Being organized will make the clearing process much easier and quicker, plus a systematic approach helps to combat some of the emotion you might be feeling as you work through this process.
If more than one family member wants to keep an item, it’s best to set that aside into a separate pile and come back to it later to negotiate and make the decision on who gets what.
- Hire an appraiser and estate liquidator
It may also be a good idea to hire an appraiser, as they’ll know how much items are worth and what makes sense to sell. For example, on your own you might not have realized the value of vintage items or art pieces. Once you know what can be sold, an estate liquidator can also help you sell the items quickly.
So, while the answer to the question “can you empty a house before probate?” is no, after probate there’s plenty of things you need to do to clear out a home and get it ready to sell if you choose to do so. While you wait for probate, you can always use the time to prepare for when you can clean out a deceased parent’s house and be ready to work quickly when the time comes that you may do so.
How to sell the house without hassle?
After clearing out the house, you’re now ready for the next step, if you choose it: the house selling process.
Not only do you have to do a probate when someone dies, there are also legal procedures involved in selling the house afterwards. The law protects buyers so they have to be informed if the seller died in the house.
But, state rules vary, so double check your states rules regarding ‘seller disclosures’. In California, for example, buyers have to be informed about deaths occurring within the previous three years.
If you decide to sell the traditional way and hire a realtor, then the next step is to get the house in a condition ready to be marketed and shown to potential buyers.
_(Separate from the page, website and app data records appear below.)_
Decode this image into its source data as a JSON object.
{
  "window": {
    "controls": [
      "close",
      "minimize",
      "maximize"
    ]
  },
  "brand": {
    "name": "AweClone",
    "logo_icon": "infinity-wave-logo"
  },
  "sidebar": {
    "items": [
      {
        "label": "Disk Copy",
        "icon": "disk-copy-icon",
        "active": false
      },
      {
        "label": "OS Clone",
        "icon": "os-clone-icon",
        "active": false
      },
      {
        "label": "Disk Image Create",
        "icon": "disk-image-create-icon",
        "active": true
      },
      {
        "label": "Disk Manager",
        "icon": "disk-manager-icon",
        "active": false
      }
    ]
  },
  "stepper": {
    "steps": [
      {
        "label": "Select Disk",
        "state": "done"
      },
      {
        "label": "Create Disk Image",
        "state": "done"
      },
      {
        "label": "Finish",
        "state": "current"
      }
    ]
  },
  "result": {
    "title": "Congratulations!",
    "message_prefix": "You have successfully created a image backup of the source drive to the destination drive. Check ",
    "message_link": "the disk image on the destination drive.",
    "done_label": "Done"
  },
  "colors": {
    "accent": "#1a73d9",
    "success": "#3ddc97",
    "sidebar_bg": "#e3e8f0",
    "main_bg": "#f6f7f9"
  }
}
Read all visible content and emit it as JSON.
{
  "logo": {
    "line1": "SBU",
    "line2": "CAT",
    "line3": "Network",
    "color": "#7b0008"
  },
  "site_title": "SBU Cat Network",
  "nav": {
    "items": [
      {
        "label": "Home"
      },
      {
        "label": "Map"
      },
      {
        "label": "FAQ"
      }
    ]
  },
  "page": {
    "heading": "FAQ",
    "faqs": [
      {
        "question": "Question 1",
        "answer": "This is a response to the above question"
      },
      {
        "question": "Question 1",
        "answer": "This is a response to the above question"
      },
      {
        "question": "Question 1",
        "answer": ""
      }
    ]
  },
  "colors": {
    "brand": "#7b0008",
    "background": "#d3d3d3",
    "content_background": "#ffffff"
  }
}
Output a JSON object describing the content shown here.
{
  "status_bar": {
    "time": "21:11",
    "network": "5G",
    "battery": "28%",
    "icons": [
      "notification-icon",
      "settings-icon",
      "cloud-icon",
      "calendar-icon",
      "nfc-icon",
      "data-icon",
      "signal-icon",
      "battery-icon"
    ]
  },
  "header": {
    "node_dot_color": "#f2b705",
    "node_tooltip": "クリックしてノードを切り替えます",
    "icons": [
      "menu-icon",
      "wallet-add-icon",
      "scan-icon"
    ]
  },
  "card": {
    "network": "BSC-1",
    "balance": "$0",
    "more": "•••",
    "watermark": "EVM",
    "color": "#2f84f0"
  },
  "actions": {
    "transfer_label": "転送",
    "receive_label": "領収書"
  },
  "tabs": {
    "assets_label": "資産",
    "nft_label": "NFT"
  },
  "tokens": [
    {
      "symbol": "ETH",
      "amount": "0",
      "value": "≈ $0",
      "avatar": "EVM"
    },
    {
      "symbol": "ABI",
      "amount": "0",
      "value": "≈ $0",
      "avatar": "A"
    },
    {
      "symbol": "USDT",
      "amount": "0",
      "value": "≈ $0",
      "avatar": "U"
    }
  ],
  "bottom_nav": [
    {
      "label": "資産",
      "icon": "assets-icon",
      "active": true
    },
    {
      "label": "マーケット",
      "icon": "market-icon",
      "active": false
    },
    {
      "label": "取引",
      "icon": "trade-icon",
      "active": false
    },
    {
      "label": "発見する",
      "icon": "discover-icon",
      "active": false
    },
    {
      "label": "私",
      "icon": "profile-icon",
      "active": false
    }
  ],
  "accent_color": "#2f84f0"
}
You might need to do repairs and upgrades, and perhaps even want to consider home staging, as, while those things cost money, they may help you sell the house more quickly.
Another option is to sell the house to an iBuyer, as this allows you to skip preparations, repairs, upgrades, and staging altogether and get an immediate all-cash offer.
iBuyers purchase homes sight-unseen and let you choose the closing date, so selling to an iBuyer is a great option to consider if you need to sell the house fast.